I know what you're thinking, “How am I supposed to know what the etiquette is for all of this?” But don’t even worry, that’s why I’m here to explain all of it to you! I scoured the internet looking at who all you’re supposed to tip, how much you're supposed to tip them, and when to give said tip. I found a ton of information and I’m going to summarize it for you so that you don't have to stress about this!
So let’s start with who not to tip. If you’re feeling super generous, you definitely can tip them, but these vendors do not expect it.
This is the person who makes your invitations. Typically their fee is their tip.
GIRL, you already know they made enough off of the sale of your dress, so keep your money!!
This is one vendor that I would consider tipping if my alterations were very complicated or they had to put a rush on it, but there are also fees for those things.
Typically there is an extra fee for any complicated or rushed orders and alterations, so no need to tip them.
Your wedding jeweler more than likely made a large commission off of the sale of your bling.
Bakers have fees for complicated or rushed services.
You can tip the delivery people depending on how difficult of a delivery it is (hard to get to, etc.). $5 - $10 per delivery person is suggested if you wish to tip.

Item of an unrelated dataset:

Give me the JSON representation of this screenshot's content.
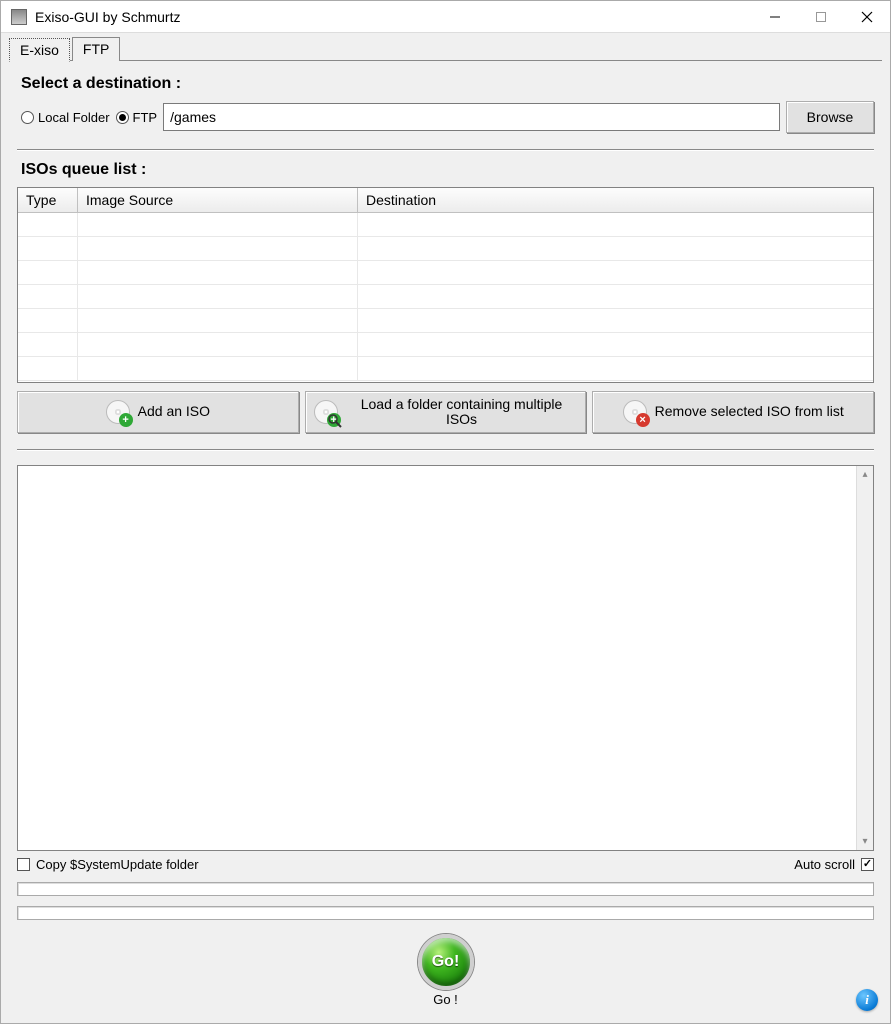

This tip should be given by either yourself, your fiancé, or your wedding coordinator at the time of delivery.
Honeymoon Travel Agent
Travel Agents have a service fee that covers the tip.
Okay so now that we have that out of the way, lets get into the vendors that you are expected to tip.
A lot of times, gratuity for bartenders is already included in your contract, make sure to check before. If gratuity is not included, 10% of the liquor bill or $200 - $300 to be divided equally amongst your bar staff is a good tip. This tip should be delivered by either the bride, groom, or wedding coordinator at the end of the reception.
Typically you tip these vendors as you would for their regular services or 15 - 25%. The bride or wedding coordinator should hand out these tips after the service is given.
If you're having live music, singers get between $25 and $75, other band members get $5 - $10 per hour. If you're having a DJ, between $25 and $75 is a polite tip. The bride, groom, or wedding coordinator should give out these tips at the end of the reception.
If your photographer owns their own company, no tip is required since they will be keeping most of the fee money. If they are an employee of a photography company, between $50 and $100 is polite, depending on the amount of time that they spent. The bride, groom, or wedding coordinator can deliver this tip either at the end of the reception or whenever the vendor leaves or finishes their service.
If your officiant is affiliated with a church, no tip is required, but a donation to their church of at least $100 is typical. Keep in mind that if you are a member of the officiant’s institution, the donation should be larger. If the officiant is non-denominational, a tip is not required since they will charge you. However, a $40 - $50 would still be appropriate. Give this tip at the rehearsal dinner from the bride, groom, or wedding coordinator.
If your wedding coordinator owns their own company, no tip is required. If they are an employee of an event company, between $50 and $100 is polite, depending on the intricacy of your wedding (up to $500) is typical. The bride or groom can give this tip, and you can give it at any point. Most typically, it is given after the honeymoon
If you do not have a wedding coordinator...
If you planned your wedding yourself and do not have a wedding coordinator, consider getting a day-of person to handle things like telling vendors where to go and distributing tips and final payments. This will make they day easier on you and it will flow much better! Also consider delivering the tips with thank you notes from yourself and your fiancé for a special touch!
Still stressing? Here’s an infographic that has all of this info and more!!